    The use of the term "probable" in the instruction is confusing. If the defendants' negligence proximately caused the plaintiff's injury, this was enough. There is no occasion in a concurrent negligence case to weigh which tortfeasor's negligence caused the most or least damage or injury to the plaintiff. Yet, the instruction's beginning sentence asks the jury to do just this by focusing on "whether any particular element of damage . . . was

caused by the negligence of the defendants, or if it appears just as probable that any injury or element of damages . . . resulted from a cause other than the negligence of the defendants." The instruction advised the jury that in such circumstances "the plaintiff cannot recover from these defendants for any of these other injuries." Under the evidence the only other source of the plaintiff's injuries was the second impact.
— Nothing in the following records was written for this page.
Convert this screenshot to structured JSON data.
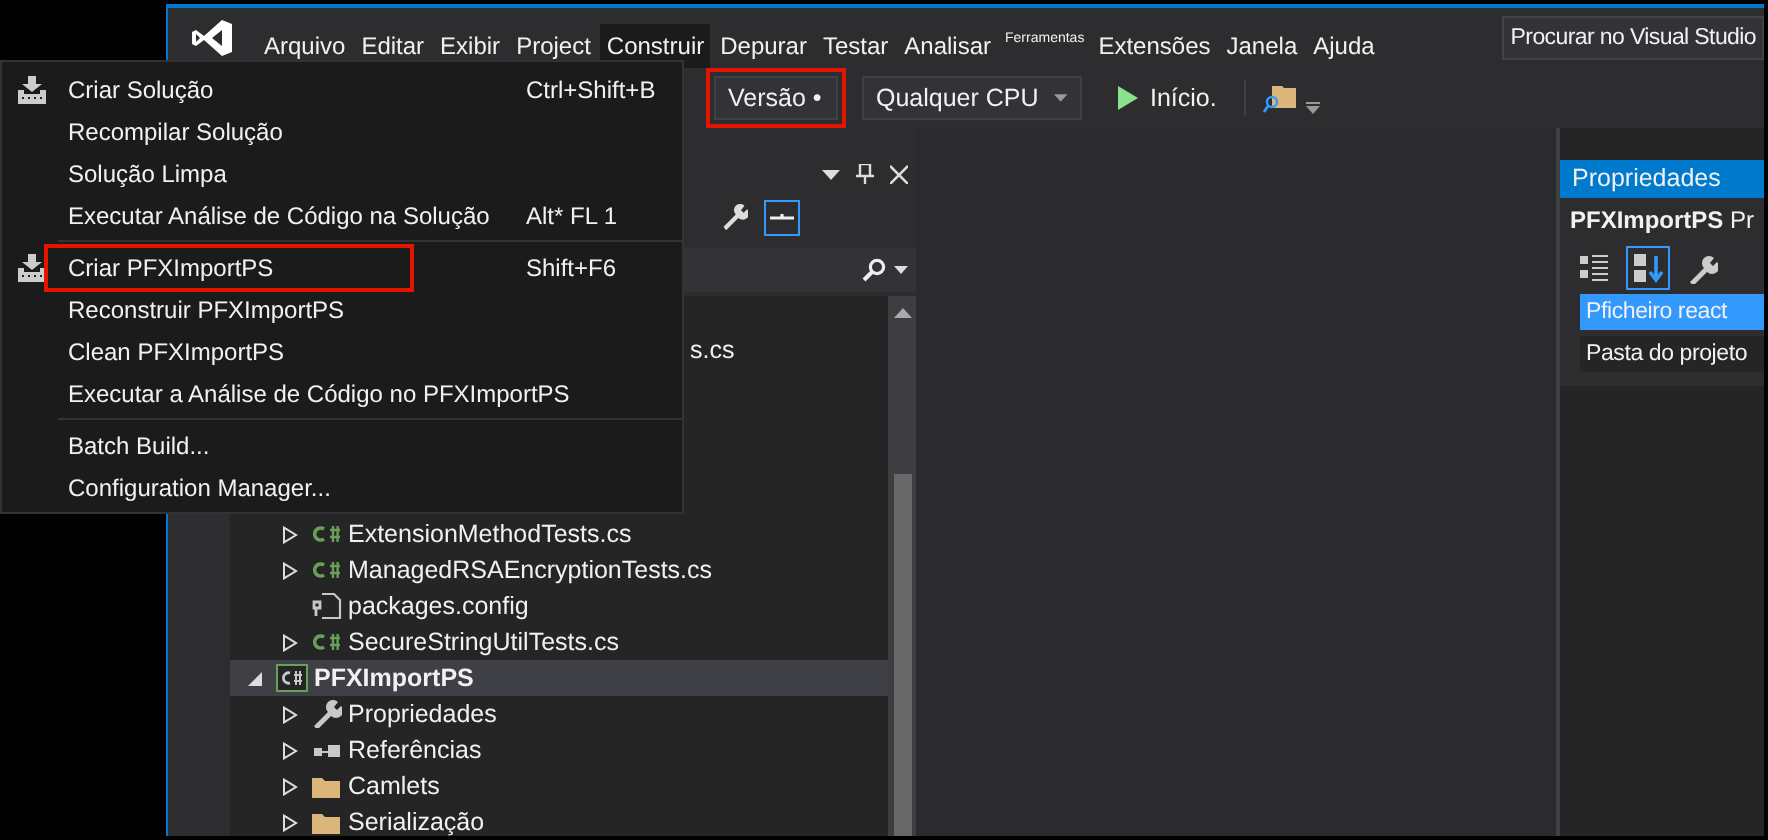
{
  "title_bar": {
    "menus": [
      {
        "label": "Arquivo",
        "kind": "normal",
        "selected": false
      },
      {
        "label": "Editar",
        "kind": "normal",
        "selected": false
      },
      {
        "label": "Exibir",
        "kind": "normal",
        "selected": false
      },
      {
        "label": "Project",
        "kind": "normal",
        "selected": false
      },
      {
        "label": "Construir",
        "kind": "normal",
        "selected": true
      },
      {
        "label": "Depurar",
        "kind": "normal",
        "selected": false
      },
      {
        "label": "Testar",
        "kind": "normal",
        "selected": false
      },
      {
        "label": "Analisar",
        "kind": "normal",
        "selected": false
      },
      {
        "label": "Ferramentas",
        "kind": "compact",
        "selected": false
      },
      {
        "label": "Extensões",
        "kind": "normal",
        "selected": false
      },
      {
        "label": "Janela",
        "kind": "normal",
        "selected": false
      },
      {
        "label": "Ajuda",
        "kind": "normal",
        "selected": false
      }
    ],
    "search": {
      "placeholder": "Procurar no Visual Studio"
    }
  },
  "toolbar": {
    "configuration": {
      "value": "Versão •",
      "highlighted": true
    },
    "platform": {
      "value": "Qualquer CPU"
    },
    "start": {
      "label": "Início."
    }
  },
  "build_menu": {
    "items": [
      {
        "kind": "build_command",
        "label": "Criar Solução",
        "shortcut": "Ctrl+Shift+B",
        "highlighted": false
      },
      {
        "kind": "command",
        "label": "Recompilar Solução",
        "highlighted": false
      },
      {
        "kind": "command",
        "label": "Solução Limpa",
        "highlighted": false
      },
      {
        "kind": "command",
        "label": "Executar Análise de Código na Solução",
        "shortcut": "Alt* FL 1",
        "highlighted": false
      },
      {
        "kind": "separator"
      },
      {
        "kind": "build_command",
        "label": "Criar PFXImportPS",
        "shortcut": "Shift+F6",
        "highlighted": true
      },
      {
        "kind": "command",
        "label": "Reconstruir PFXImportPS",
        "highlighted": false
      },
      {
        "kind": "command",
        "label": "Clean PFXImportPS",
        "highlighted": false
      },
      {
        "kind": "command",
        "label": "Executar a Análise de Código no PFXImportPS",
        "highlighted": false
      },
      {
        "kind": "separator"
      },
      {
        "kind": "command",
        "label": "Batch Build...",
        "highlighted": false
      },
      {
        "kind": "command",
        "label": "Configuration Manager...",
        "highlighted": false
      }
    ]
  },
  "solution_explorer": {
    "fragment": "s.cs",
    "items": [
      {
        "children": [
          {
            "label": "ExtensionMethodTests.cs",
            "kind": "csharp",
            "expanded": false,
            "selected": false
          },
          {
            "label": "ManagedRSAEncryptionTests.cs",
            "kind": "csharp",
            "expanded": false,
            "selected": false
          },
          {
            "label": "packages.config",
            "kind": "config",
            "selected": false
          },
          {
            "label": "SecureStringUtilTests.cs",
            "kind": "csharp",
            "expanded": false,
            "selected": false
          }
        ]
      },
      {
        "label": "PFXImportPS",
        "kind": "project",
        "expanded": true,
        "selected": true,
        "children": [
          {
            "label": "Propriedades",
            "kind": "wrench",
            "expanded": false,
            "selected": false
          },
          {
            "label": "Referências",
            "kind": "references",
            "expanded": false,
            "selected": false
          },
          {
            "label": "Camlets",
            "kind": "folder",
            "expanded": false,
            "selected": false
          },
          {
            "label": "Serialização",
            "kind": "folder",
            "expanded": false,
            "selected": false
          }
        ]
      }
    ]
  },
  "properties": {
    "title": "Propriedades",
    "object": "PFXImportPS",
    "object_type": "Pr",
    "tools": [
      {
        "kind": "categorized",
        "selected": false
      },
      {
        "kind": "alphabetical",
        "selected": true
      },
      {
        "kind": "pages",
        "selected": false
      }
    ],
    "rows": [
      {
        "label": "Pficheiro react",
        "selected": true
      },
      {
        "label": "Pasta do projeto",
        "selected": false
      }
    ]
  }
}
The instruction contained no language that would advise the jury of our concurrent negligence law or of its concomitant rule that the plaintiff's damages need not be the sole proximate result of the negligence of the defendants.

    In sum, this instruction is counter to our theory of joint and several liability in concurrent negligence cases and to our rule that where a plaintiff is injured by concurrent negligence, the joint tortfeasors may not require the jury to determine whose act caused what amount of injury.

    In Syllabus Point 5 of Yates v. Mancari, 153 W. Va. 350, 168 S.E.2d 746 (1969), we held:
            "'An erroneous instruction is presumed to be prejudicial and warrants a new trial unless it appears that the complaining party was not prejudiced by such instruction.' Point 2, syllabus, Hollen v. Linger, 151 W. Va. 255 [151 S.E.2d 330 (1966)]."

Because Defendant's Instruction No. 13 was misleading, we conclude that there was reversible error in this case.


    For the foregoing reasons, the judgment of the Circuit Court of Kanawha County is reversed, and this case is remanded for further proceedings consistent with this opinion.See footnote 4

                            Reversed and remanded.


Footnote: 1Though named as separate defendants, it appears that Carole Frazier and Elaine Frazier are, in fact, the same person - Carole Elaine Frazier.
Footnote: 2Defendant's Instruction No. 13 stated:

    "The Court further instructs the jury that if you, the jury, are uncertain as to whether any particular element of damage as claimed was caused by the negligence of the defendants, or if it appears just as probable that any injury [or] element of damages complained of resulted from a cause other than the negligence of the defendants, then you, the jury, are instructed that the plaintiff cannot recover from these defendants for any of these other injuries. Therefore, if it appears to you that the damages claimed by the plaintiff were caused by the negligence of persons [not] parties not to this actions [sic], that they were caused by the negligence and that they were not caused by the negligence of the defendants, then you may find in favor of the defendants."


Footnote: 3While joint tortfeasors cannot have the jury allocate the portion of plaintiff's injuries each caused, they can have their degree of negligence assigned by the jury under Syllabus Points 3 and 4 of Sitzes v. Anchor Motor Freight, Inc., supra:

            "3. As between joint tortfeasors, a right of comparative contribution exists inter se based upon their relative degrees of primary fault or negligence.

            "4. Once comparative fault in regard to contribution is recognized, recovery can be had by one joint tortfeasor against another joint tortfeasor inter se regardless of their respective degree of fault so long as the one has paid more than his pro tanto share to the plaintiff."

A tortfeasor may seek contribution if he pays more than his assigned share of the total verdict based on his degree of negligence.


Footnote: 4Because this case is reversed and remanded, the question of whether the plaintiff was entitled to a directed verdict is moot. At the retrial, if the evidence is substantially the same, a directed verdict for the plaintiff would be warranted.